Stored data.
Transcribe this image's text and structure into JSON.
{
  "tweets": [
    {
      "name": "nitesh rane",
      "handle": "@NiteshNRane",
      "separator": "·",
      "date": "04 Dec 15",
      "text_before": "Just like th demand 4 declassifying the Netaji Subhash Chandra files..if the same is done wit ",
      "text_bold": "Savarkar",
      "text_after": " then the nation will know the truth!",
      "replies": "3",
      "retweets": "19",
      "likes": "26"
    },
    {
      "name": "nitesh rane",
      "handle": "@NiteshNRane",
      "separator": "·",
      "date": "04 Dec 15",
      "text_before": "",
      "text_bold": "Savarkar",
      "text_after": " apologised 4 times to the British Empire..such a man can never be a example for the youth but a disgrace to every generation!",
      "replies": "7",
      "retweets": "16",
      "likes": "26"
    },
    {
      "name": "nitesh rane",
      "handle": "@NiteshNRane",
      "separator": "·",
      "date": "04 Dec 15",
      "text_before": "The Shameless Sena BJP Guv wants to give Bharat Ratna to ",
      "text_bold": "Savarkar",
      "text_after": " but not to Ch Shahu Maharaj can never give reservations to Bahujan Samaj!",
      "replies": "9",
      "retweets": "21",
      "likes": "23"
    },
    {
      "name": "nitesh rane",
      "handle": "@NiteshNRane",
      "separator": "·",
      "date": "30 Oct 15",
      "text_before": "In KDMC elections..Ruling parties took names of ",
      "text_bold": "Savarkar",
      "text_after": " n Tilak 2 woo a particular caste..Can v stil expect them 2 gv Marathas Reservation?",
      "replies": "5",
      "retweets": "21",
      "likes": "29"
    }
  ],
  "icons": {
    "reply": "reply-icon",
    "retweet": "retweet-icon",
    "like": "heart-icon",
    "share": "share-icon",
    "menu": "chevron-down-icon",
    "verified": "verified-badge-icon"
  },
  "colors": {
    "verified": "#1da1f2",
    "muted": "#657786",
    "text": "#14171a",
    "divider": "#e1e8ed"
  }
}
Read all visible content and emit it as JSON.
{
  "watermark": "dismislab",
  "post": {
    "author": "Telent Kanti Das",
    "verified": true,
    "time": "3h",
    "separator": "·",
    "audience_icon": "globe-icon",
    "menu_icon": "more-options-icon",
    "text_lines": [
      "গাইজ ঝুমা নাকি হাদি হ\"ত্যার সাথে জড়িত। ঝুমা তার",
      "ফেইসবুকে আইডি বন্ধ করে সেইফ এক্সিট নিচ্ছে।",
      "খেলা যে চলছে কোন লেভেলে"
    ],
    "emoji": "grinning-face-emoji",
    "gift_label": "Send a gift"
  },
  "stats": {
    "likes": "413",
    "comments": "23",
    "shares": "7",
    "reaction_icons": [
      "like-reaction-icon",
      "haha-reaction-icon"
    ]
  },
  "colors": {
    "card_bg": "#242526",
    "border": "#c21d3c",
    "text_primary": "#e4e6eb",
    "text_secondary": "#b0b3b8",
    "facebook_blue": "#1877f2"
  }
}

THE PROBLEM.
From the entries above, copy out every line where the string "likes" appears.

FINISHED TASK.
      "likes": "26"
      "likes": "26"
      "likes": "23"
      "likes": "29"
    "likes": "413",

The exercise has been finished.